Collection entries

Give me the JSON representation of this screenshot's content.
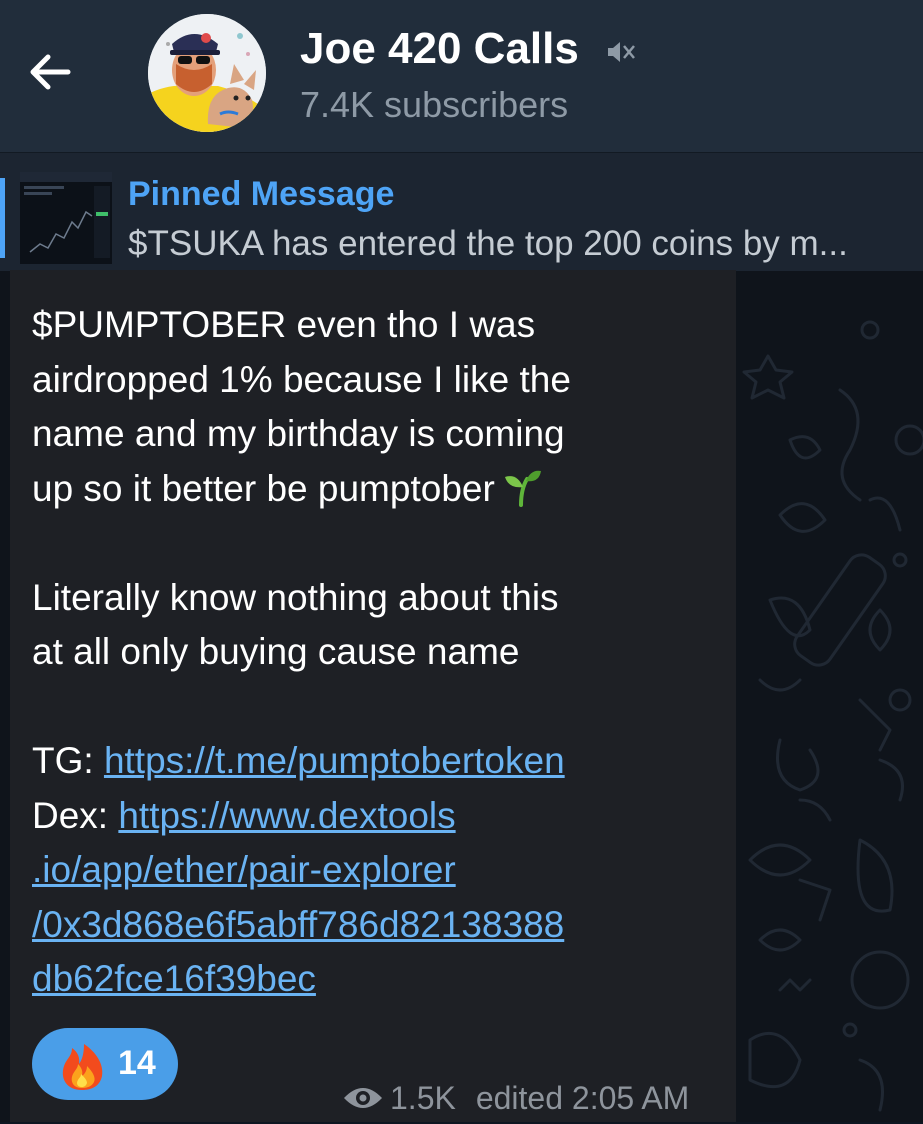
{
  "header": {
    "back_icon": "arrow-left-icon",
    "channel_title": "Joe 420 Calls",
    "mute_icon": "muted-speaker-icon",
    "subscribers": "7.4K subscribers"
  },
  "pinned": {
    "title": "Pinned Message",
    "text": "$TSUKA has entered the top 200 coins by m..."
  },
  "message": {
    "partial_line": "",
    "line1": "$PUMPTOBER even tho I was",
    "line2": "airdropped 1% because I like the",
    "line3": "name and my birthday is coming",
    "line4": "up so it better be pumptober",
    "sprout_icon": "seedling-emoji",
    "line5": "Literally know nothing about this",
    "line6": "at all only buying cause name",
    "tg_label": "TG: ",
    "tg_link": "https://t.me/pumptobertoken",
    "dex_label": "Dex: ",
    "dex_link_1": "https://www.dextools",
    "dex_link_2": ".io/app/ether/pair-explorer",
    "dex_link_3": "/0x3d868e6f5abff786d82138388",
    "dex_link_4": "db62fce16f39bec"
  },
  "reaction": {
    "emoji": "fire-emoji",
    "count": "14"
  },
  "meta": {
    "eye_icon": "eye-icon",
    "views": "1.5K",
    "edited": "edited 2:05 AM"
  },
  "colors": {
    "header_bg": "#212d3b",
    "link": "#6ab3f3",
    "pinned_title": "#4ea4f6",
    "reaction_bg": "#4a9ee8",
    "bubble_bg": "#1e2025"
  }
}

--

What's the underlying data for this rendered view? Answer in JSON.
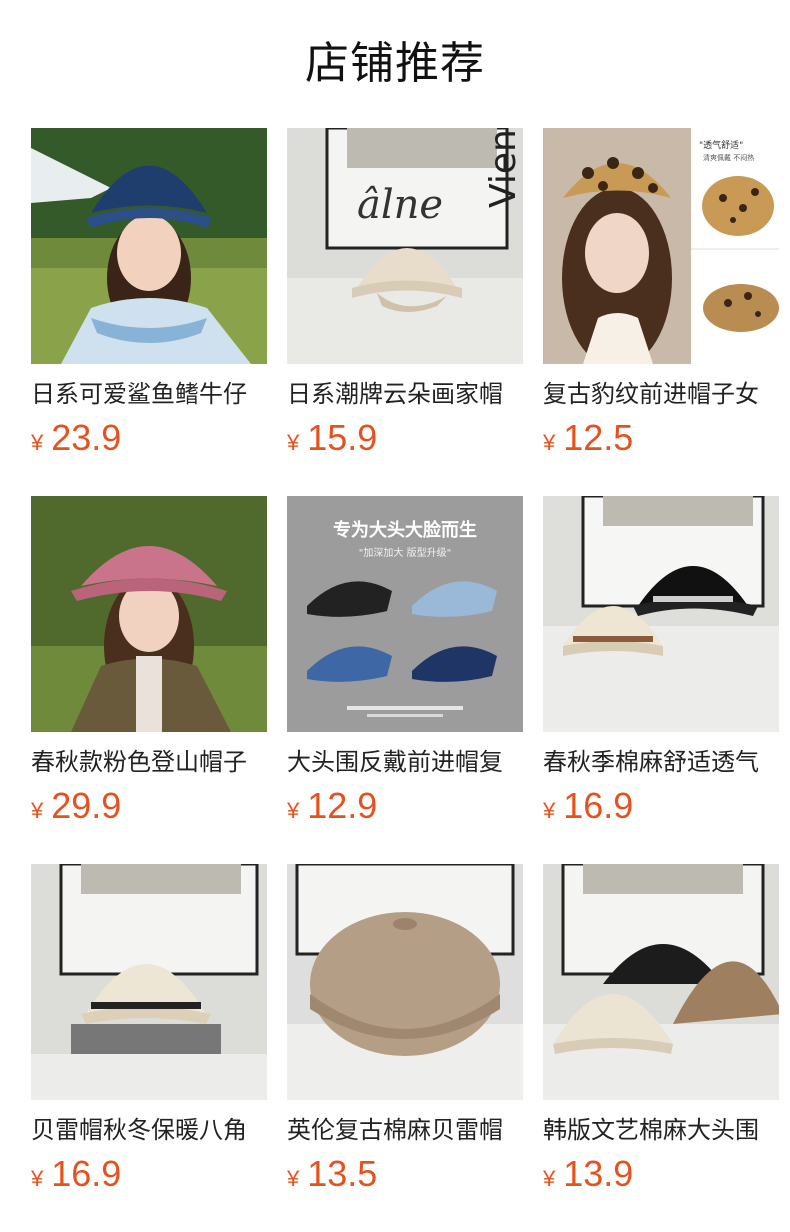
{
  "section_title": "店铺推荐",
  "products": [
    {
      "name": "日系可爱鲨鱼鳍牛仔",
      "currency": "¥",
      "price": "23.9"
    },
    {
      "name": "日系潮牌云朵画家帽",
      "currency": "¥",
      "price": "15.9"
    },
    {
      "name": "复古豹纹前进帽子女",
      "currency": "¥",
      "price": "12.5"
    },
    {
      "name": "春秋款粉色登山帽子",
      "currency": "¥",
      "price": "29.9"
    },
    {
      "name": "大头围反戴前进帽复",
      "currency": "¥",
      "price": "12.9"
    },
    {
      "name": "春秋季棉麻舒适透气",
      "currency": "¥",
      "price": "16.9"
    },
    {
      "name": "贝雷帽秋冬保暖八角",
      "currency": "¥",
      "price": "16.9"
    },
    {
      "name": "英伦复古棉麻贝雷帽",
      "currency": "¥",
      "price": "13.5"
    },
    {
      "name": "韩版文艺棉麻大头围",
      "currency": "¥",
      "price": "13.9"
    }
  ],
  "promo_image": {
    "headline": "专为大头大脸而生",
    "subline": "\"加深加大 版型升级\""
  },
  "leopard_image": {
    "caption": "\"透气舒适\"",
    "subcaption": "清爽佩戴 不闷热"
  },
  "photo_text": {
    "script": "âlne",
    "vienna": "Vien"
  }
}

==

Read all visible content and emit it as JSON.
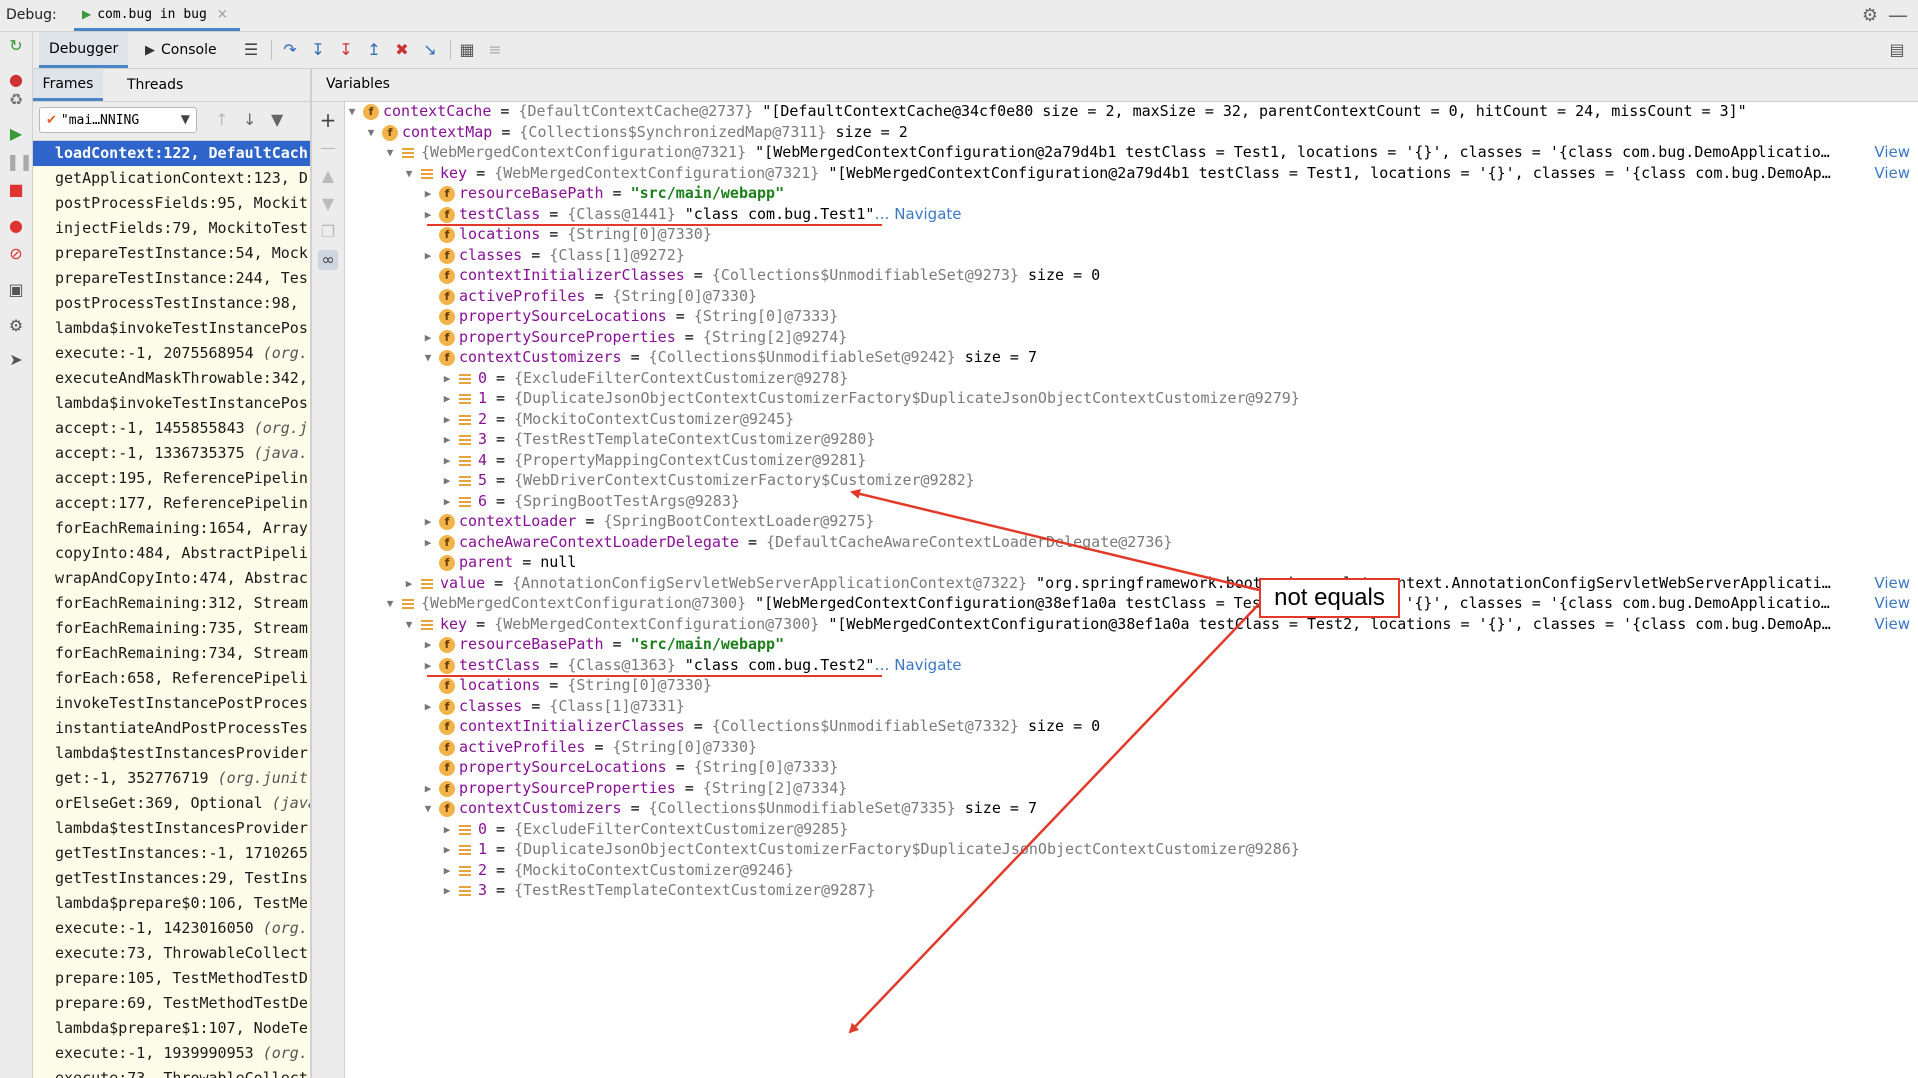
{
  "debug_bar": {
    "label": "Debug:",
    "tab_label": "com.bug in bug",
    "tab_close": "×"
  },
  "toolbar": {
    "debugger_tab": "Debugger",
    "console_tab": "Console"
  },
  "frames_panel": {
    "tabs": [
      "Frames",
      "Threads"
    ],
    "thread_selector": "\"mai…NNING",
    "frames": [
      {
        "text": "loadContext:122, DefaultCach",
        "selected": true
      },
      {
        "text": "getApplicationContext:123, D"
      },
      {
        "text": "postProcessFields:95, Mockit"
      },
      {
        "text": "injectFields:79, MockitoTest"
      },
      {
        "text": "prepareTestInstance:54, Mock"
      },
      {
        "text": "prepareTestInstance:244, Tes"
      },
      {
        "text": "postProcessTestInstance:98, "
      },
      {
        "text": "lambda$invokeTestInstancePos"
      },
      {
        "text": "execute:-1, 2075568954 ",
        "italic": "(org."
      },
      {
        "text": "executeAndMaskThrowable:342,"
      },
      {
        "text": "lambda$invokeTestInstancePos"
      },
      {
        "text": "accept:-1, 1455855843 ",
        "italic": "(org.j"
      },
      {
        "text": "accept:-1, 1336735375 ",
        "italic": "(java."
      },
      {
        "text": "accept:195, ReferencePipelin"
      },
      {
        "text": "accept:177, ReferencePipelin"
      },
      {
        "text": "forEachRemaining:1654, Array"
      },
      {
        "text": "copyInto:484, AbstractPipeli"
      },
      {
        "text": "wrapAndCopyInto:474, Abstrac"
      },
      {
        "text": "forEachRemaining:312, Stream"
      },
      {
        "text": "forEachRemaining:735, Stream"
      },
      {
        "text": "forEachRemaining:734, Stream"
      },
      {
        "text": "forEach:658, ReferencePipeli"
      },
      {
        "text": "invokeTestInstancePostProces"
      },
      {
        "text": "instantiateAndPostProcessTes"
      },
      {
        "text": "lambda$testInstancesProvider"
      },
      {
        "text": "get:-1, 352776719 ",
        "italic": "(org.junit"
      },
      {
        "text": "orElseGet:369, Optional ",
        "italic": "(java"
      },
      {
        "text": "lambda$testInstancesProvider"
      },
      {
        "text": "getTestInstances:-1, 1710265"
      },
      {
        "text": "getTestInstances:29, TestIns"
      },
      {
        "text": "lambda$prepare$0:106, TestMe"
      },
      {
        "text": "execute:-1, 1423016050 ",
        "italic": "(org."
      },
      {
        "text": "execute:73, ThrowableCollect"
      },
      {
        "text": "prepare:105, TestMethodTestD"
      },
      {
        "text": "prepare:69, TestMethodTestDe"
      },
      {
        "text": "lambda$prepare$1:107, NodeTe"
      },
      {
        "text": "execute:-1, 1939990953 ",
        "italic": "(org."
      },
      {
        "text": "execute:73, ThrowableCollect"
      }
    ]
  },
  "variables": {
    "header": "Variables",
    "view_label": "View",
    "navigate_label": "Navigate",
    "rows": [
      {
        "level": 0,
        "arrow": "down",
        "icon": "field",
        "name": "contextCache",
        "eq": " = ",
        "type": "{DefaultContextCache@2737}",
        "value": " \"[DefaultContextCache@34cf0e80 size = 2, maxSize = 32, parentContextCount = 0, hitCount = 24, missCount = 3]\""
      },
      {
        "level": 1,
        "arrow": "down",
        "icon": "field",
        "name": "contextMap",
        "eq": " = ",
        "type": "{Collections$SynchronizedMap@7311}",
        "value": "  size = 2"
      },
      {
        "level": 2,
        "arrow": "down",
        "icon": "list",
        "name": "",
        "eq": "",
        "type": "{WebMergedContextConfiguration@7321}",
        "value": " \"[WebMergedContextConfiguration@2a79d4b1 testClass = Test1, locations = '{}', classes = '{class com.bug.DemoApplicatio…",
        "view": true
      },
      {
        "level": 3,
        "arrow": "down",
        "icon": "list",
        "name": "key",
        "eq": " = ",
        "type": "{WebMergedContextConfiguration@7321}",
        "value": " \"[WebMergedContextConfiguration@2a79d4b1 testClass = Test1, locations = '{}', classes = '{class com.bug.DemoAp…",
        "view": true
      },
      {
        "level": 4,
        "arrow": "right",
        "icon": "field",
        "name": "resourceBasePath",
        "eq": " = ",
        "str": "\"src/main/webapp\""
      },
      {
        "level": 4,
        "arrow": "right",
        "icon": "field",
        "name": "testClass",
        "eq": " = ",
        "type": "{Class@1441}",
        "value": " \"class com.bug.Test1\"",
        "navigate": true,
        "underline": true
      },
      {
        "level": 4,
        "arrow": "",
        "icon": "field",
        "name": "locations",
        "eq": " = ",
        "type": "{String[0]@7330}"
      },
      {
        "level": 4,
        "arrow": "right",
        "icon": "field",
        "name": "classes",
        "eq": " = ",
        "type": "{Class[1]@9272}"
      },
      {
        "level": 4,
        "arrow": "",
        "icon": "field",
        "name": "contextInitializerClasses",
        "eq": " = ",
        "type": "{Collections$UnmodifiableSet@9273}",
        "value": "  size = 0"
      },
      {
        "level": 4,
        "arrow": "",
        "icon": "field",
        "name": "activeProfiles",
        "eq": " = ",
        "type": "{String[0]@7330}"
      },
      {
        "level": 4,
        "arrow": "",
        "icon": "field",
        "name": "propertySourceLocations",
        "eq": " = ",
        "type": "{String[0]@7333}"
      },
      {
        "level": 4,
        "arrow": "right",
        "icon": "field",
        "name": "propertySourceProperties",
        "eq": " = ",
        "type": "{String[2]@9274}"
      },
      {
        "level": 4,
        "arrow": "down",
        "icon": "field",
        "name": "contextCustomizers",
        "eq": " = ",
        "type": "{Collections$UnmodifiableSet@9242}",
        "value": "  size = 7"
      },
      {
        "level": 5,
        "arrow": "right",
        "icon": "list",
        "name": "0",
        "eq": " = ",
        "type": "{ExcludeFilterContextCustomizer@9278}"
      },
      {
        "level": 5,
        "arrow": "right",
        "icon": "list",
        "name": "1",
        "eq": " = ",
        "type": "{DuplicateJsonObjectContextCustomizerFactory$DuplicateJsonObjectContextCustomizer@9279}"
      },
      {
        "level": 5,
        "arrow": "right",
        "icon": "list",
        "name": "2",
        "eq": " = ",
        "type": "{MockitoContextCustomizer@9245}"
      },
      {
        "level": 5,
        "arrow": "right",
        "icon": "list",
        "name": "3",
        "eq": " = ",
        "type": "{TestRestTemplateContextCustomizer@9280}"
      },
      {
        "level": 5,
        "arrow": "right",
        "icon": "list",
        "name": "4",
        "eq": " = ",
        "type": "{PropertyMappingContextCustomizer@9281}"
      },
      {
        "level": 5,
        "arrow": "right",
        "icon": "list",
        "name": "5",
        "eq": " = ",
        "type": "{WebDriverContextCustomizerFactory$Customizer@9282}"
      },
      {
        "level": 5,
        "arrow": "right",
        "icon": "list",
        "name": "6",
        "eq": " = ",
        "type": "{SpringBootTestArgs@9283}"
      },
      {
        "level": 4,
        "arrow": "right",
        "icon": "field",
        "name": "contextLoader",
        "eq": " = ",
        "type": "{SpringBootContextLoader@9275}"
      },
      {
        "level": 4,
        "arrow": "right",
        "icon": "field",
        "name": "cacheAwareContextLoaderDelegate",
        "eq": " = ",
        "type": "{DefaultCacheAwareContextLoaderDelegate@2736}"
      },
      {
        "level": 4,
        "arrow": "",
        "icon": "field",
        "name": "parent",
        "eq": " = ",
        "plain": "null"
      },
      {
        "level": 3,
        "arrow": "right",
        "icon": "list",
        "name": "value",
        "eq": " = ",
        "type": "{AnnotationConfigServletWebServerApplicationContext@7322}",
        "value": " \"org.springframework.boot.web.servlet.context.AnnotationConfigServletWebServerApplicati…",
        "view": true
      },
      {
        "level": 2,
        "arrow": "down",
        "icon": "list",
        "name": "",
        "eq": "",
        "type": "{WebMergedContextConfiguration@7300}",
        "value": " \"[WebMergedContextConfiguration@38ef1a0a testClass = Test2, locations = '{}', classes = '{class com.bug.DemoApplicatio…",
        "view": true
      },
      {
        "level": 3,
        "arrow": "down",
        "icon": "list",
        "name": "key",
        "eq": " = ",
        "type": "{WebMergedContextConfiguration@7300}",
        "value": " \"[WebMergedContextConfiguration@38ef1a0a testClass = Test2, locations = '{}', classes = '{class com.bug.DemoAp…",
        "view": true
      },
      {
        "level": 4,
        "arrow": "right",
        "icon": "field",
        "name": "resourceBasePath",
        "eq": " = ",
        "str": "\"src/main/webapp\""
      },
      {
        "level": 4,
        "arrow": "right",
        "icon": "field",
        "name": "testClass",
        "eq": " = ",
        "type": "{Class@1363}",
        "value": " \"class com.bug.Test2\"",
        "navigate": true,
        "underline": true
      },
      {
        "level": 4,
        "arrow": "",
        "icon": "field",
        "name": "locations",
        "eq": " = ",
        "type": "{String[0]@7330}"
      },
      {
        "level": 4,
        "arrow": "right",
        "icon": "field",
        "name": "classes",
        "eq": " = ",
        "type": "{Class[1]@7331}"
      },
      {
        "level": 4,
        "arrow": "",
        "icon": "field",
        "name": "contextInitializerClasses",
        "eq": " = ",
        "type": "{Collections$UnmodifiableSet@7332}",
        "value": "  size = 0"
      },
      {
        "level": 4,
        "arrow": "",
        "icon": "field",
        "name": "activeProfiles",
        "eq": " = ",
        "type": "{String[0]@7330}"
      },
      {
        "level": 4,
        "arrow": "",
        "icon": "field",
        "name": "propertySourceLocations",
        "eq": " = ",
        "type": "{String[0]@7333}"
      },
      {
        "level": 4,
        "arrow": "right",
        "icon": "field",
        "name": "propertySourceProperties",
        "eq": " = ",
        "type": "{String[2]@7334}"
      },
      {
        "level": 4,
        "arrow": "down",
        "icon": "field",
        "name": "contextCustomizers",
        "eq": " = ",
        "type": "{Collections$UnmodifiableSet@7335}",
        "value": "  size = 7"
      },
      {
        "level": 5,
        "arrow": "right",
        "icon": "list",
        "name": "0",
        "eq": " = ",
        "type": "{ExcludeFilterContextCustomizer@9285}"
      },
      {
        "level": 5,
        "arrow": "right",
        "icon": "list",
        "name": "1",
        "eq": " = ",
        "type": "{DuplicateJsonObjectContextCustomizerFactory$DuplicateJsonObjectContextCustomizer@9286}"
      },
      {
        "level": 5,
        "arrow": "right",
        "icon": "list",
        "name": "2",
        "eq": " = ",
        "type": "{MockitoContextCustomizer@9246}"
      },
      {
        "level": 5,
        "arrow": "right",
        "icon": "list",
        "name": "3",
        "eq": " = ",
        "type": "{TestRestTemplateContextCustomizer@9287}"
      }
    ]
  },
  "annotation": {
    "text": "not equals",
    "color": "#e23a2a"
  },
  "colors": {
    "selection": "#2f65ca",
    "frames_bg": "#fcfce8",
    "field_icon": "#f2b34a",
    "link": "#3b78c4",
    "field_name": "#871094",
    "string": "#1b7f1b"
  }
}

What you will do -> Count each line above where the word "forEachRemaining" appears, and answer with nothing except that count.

Response -> 4